- These retail investors don’t necessarily believe in GameStop’s business, but they are rather “evening the ledger with the financial elite, who benefited from years of gains as other people fell further behind”
- On 1/27, Melvin Capital was forced to close out of its GME short position, losing ~$300B, but not going bankrupt
- Robinhood: stock-trading app “aiming to democratize the financial system” by allowing people to make fee-free investments. The app makes money through “payment for order flow”

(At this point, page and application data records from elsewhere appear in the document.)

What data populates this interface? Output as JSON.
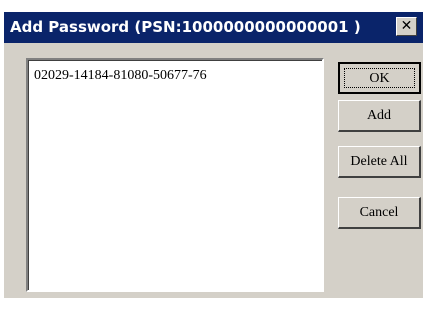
{
  "window": {
    "title": "Add Password (PSN:1000000000000001 )",
    "close_glyph": "✕"
  },
  "list": {
    "items": [
      "02029-14184-81080-50677-76"
    ]
  },
  "buttons": {
    "ok": "OK",
    "add": "Add",
    "delete_all": "Delete All",
    "cancel": "Cancel"
  },
  "colors": {
    "titlebar": "#0a246a",
    "face": "#d4d0c8"
  }
}
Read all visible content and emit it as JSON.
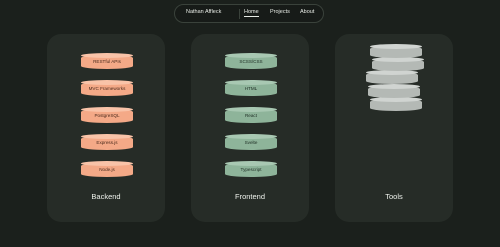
{
  "nav": {
    "brand": "Nathan Affleck",
    "links": [
      "Home",
      "Projects",
      "About"
    ]
  },
  "cards": [
    {
      "title": "Backend",
      "items": [
        "RESTful APIs",
        "MVC Frameworks",
        "PostgreSQL",
        "Express.js",
        "Node.js"
      ]
    },
    {
      "title": "Frontend",
      "items": [
        "SCSS/CSS",
        "HTML",
        "React",
        "Svelte",
        "Typescript"
      ]
    },
    {
      "title": "Tools",
      "items": []
    }
  ],
  "colors": {
    "background": "#1b201c",
    "card": "#262c27",
    "backend_accent": "#f4a987",
    "frontend_accent": "#8eb49a",
    "tools_accent": "#b4b9b5"
  }
}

- PFOF works like this: When you sell a stock on Robinhood, they take that order and go to a clearinghouse or market maker (ie, Citadel or Virtue). That clearinghouse then takes the order and finds someone to buy the stock from you at that price. However, they don’t sell it for the exact same price you receive — they sell it for just a little bit more. That spread is how the clearinghouse makes money, and they actually pay Robinhood for each order Robinhood sends them — that is how Robinhood makes money. This whole process, however, takes time, and both the clearinghouse and Robinhood need to put up capital for collateral while it is happening. When GME orders shot up, so too did the amount of capital Citadel asked Robinhood for — by a lot. Citadel is one of the companies that infused cash into Melvin to keep it solvent.
- Robinhood has been in trouble for this model before: instead of finding users the absolute best price for their orders, they are incentivized to find the clearinghouse that will pay them the most for their orders, and the SEC has opened charges for this practice.
- Robinhood posted a blog on 1/28 saying that they restricted GameStop transactions because of “recent volatility”
- They explained have stated that these capital requirements are 100% of the reason they blocked GME trades
- Southern District of New York filed a class-action lawsuit against Robinhood for “purposefully, willfully and knowingly” removing GameStop which “deprived retail investors of the ability to invest in the open market”
- Politicians across the aisle (Ted Cruz to AOC) are accusing Robinhood of depriving the majority of the population from access to markets and of trying to protect hedge funds and large investors
- Robinhood’s decision to stop trades of Gamestop occurred after Melvin Capital had closed its short position on Gamestop, and was done because they were running out of cash to fulfill the rapid increase in trades; this was a defensible decision
- Robinhood’s customer base — the entities they actually get money from, since traders on the app don’t pay for the service — consists of hedge funds and other financial services firms, who may have influenced their decision to stop trades; this needs to be investigated by Congress and the SEC
- Imposing regulations on companies like Robinhood — as populist voices on the left and right are proposing to prevent them from restricting trading — would push those companies out of business and end up effectively closing the stock market to retail investors, the opposite effect of the one intended
- Robinhood has been under fire before all this for treating the stock market like a casino and encouraging users to make investments without contemplating the seriousness of the risk
- Other trading services, like CashApp, WeBull, TDAmeritrade, Charles Schwab, and E-Trade also restricted stock purchases and must be included in this conversation
- To what extent does Reddit factor into this conversation?